ADDING some of your favorite spices to your meal would help reduce some of the harmful effects of fats in meals, according to a study.
Hamburgers, French fries, fried chicken and pork liempo are Filipinos’ favorites containing high fats and sodium.
Nutritionists found that coriander, cumin, thyme and parsley help counteracts some of the harmful effects of high-fat meals. Adding even one teaspoon of these spices to a recipe can have anti-inflammatory benefits, reducing the risk of cancer, diabetes or heart disease.
Researchers found that high-fat meals such as burgers, fried chicken and oil-based curries have less of a detrimental effect on the body if they're piled with spice.
The findings are good news for people who struggle to find the time to exercise or seldom eat healthier foods.
The participants in the study had at least one risk factor for cardiovascular disease, such as hypertension, an inactive lifestyle, high cholesterol or family history.
For the experiments, researchers used a special blend of basil, bay leaf, black pepper, cinnamon, coriander, cumin, ginger, oregano, parsley, red pepper, rosemary, thyme and turmeric.
In a random order, each participant ate three versions of a meal high in saturated fat and carbohydrates on three separate days – one with no added spice mix, one with two grams of spice mix and one with six grams (just over a teaspoon) of spice mix.
The research team drew blood samples before and after each meal hourly for four hours to measure the presence of inflammatory markers – biological characteristics that can appear as a result of harmful stimuli.

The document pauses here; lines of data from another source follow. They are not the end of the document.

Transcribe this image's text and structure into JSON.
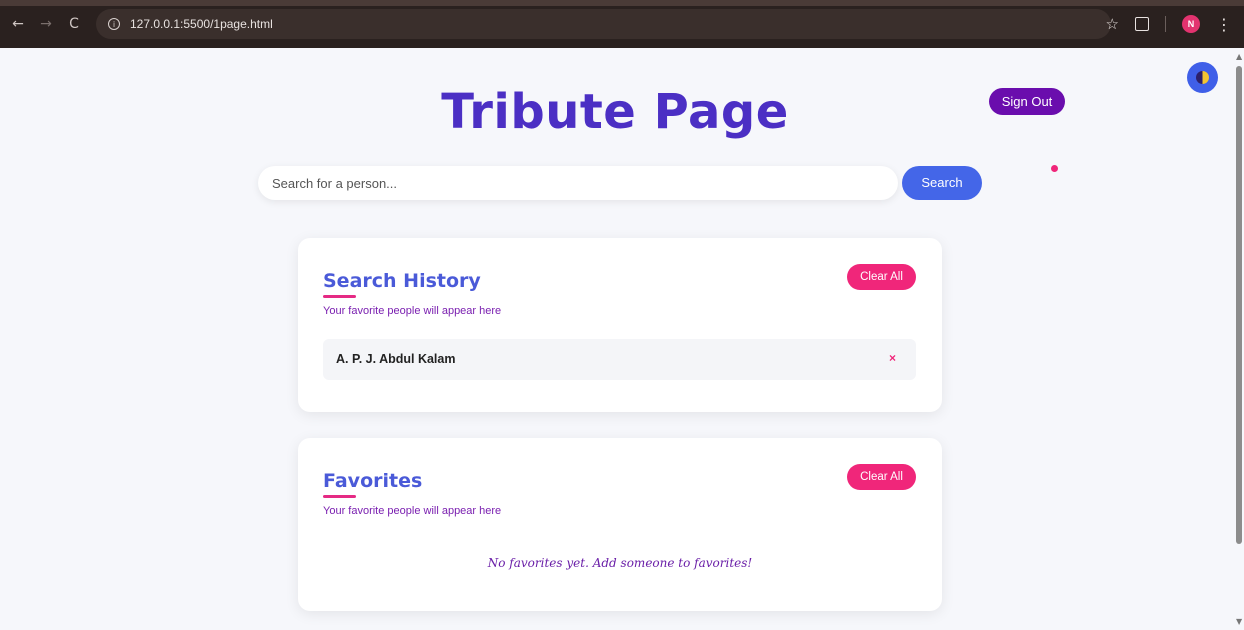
{
  "browser": {
    "back_icon": "←",
    "forward_icon": "→",
    "reload_icon": "C",
    "url": "127.0.0.1:5500/1page.html",
    "info_icon": "i",
    "bookmark_icon": "☆",
    "profile_initial": "N",
    "menu_icon": "⋮"
  },
  "header": {
    "title": "Tribute Page",
    "signout_label": "Sign Out"
  },
  "search": {
    "placeholder": "Search for a person...",
    "button_label": "Search"
  },
  "history": {
    "title": "Search History",
    "subtitle": "Your favorite people will appear here",
    "clear_label": "Clear All",
    "items": [
      {
        "name": "A. P. J. Abdul Kalam",
        "remove_icon": "×"
      }
    ]
  },
  "favorites": {
    "title": "Favorites",
    "subtitle": "Your favorite people will appear here",
    "clear_label": "Clear All",
    "empty_message": "No favorites yet. Add someone to favorites!"
  },
  "colors": {
    "title": "#4b2fc4",
    "accent_pink": "#f0267a",
    "search_blue": "#4466e8",
    "signout_purple": "#6a0dad"
  }
}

Inflammatory markers – such as C-reactive proteins and the enzyme myeloperoxidase – can be helpful in diagnosing specific diseases or for monitoring disease activity.
The research team also cultured the white blood cells, taken from the blood samples, in the lab, so they produced cytokines – proteins secreted by cells of the immune system.
Analysis showed inflammation was reduced after eating a meal with six grams of spices, compared to food with just two grams or no spice at all. Researchers explained that six grams is roughly equivalent to between one teaspoon and one tablespoon, depending on how the spices are dehydrated.
They found that the level of stimulated white blood cells was reduced by a whopping 13 to 14 per cent in 24 minutes after the meal containing six grams of spice mix was consumed, signifying a lower immune response.
It was not clear which of the 13 herbs and spices contributed to the effects or how exactly the mix lowered levels of inflammatory markers.
In another experiment using the same subjects, six grams of spices resulted in a smaller post-meal reduction of 'flow mediated dilation' in the blood vessels – a measure of blood vessel flexibility and sign of good blood vessel health.
In previous studies, scientists have found inflammation can spike after a person eats a meal high in fat or sugar.
It's not clear whether these shorts bursts – known as “acute inflammation” – can cause the more serious long-term “chronic inflammation”, which can actually easier to miss.
People who are overweight or obese are more prone to chronic inflammation.
Here’s a short glimpse of what these spices and herbs do:
* Basil. The plant leaves complement tomatoes in Italian dishes.
* Bay leaf (dahon ng laurel). Gives aroma on food and gives great depth to stocks.
* Black peppercorns. We usually add marinating and in adobo recipe.
* Cinnamon. The bark is usually used in savory and sweet dishes.
* Coriander. Referred to as “devil's herb” by some because it reportedly makes a meal taste like soap. Its roots and stems are just as flavorful as the leaves.
* Cumin. It gives a distinctive spicy aroma to curries and chillis.
* Ginger. Makes dishes savory and sweet.
* Oregano. From the mint family, it’s a staple in Italian cuisine.
* Parsley. Flat or curly with a fresh grass-like flavor.
* Red pepper
* Rosemary. This herb is usually added in casseroles, stews and red meats.
* Thyme. This evergreen herb is good in chicken and lemon dishes.
* Turmeric. The crushed root adds warm and bitter taste.